EXERCISE MATERIAL Block Start

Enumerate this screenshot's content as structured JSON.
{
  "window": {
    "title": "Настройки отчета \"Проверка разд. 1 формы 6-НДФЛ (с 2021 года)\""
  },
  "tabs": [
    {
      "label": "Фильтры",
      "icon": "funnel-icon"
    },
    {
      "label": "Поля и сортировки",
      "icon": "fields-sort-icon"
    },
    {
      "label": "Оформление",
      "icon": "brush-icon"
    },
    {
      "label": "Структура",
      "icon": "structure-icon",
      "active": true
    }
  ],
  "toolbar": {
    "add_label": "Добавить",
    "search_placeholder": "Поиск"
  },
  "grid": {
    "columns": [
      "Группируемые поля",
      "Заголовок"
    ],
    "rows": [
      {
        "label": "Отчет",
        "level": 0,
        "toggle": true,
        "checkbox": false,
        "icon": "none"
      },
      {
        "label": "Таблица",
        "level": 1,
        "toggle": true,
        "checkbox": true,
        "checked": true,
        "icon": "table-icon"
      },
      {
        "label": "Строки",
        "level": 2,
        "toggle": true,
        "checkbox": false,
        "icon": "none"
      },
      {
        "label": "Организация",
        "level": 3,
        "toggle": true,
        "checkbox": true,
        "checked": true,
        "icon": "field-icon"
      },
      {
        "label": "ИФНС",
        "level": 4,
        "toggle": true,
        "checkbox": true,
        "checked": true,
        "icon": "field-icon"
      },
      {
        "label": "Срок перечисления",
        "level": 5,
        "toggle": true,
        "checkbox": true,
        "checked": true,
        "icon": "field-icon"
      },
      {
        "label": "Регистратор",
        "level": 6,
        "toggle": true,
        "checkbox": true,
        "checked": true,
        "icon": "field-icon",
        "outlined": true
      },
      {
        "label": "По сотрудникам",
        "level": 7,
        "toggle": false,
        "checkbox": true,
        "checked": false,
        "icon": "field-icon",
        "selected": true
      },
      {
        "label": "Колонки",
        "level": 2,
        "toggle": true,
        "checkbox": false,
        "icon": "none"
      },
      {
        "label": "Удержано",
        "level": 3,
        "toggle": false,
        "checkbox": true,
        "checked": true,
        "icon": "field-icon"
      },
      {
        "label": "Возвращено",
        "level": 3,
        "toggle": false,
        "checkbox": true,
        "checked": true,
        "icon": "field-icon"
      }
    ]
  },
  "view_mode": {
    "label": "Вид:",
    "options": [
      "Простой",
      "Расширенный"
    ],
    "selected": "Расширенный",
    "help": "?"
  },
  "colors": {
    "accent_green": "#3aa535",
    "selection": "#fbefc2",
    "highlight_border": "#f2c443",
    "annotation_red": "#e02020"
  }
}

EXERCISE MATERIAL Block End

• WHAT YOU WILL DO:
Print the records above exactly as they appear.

• ANSWER BOX:
Enumerate this screenshot's content as structured JSON.
{
  "window": {
    "title": "Настройки отчета \"Проверка разд. 1 формы 6-НДФЛ (с 2021 года)\""
  },
  "tabs": [
    {
      "label": "Фильтры",
      "icon": "funnel-icon"
    },
    {
      "label": "Поля и сортировки",
      "icon": "fields-sort-icon"
    },
    {
      "label": "Оформление",
      "icon": "brush-icon"
    },
    {
      "label": "Структура",
      "icon": "structure-icon",
      "active": true
    }
  ],
  "toolbar": {
    "add_label": "Добавить",
    "search_placeholder": "Поиск"
  },
  "grid": {
    "columns": [
      "Группируемые поля",
      "Заголовок"
    ],
    "rows": [
      {
        "label": "Отчет",
        "level": 0,
        "toggle": true,
        "checkbox": false,
        "icon": "none"
      },
      {
        "label": "Таблица",
        "level": 1,
        "toggle": true,
        "checkbox": true,
        "checked": true,
        "icon": "table-icon"
      },
      {
        "label": "Строки",
        "level": 2,
        "toggle": true,
        "checkbox": false,
        "icon": "none"
      },
      {
        "label": "Организация",
        "level": 3,
        "toggle": true,
        "checkbox": true,
        "checked": true,
        "icon": "field-icon"
      },
      {
        "label": "ИФНС",
        "level": 4,
        "toggle": true,
        "checkbox": true,
        "checked": true,
        "icon": "field-icon"
      },
      {
        "label": "Срок перечисления",
        "level": 5,
        "toggle": true,
        "checkbox": true,
        "checked": true,
        "icon": "field-icon"
      },
      {
        "label": "Регистратор",
        "level": 6,
        "toggle": true,
        "checkbox": true,
        "checked": true,
        "icon": "field-icon",
        "outlined": true
      },
      {
        "label": "По сотрудникам",
        "level": 7,
        "toggle": false,
        "checkbox": true,
        "checked": false,
        "icon": "field-icon",
        "selected": true
      },
      {
        "label": "Колонки",
        "level": 2,
        "toggle": true,
        "checkbox": false,
        "icon": "none"
      },
      {
        "label": "Удержано",
        "level": 3,
        "toggle": false,
        "checkbox": true,
        "checked": true,
        "icon": "field-icon"
      },
      {
        "label": "Возвращено",
        "level": 3,
        "toggle": false,
        "checkbox": true,
        "checked": true,
        "icon": "field-icon"
      }
    ]
  },
  "view_mode": {
    "label": "Вид:",
    "options": [
      "Простой",
      "Расширенный"
    ],
    "selected": "Расширенный",
    "help": "?"
  },
  "colors": {
    "accent_green": "#3aa535",
    "selection": "#fbefc2",
    "highlight_border": "#f2c443",
    "annotation_red": "#e02020"
  }
}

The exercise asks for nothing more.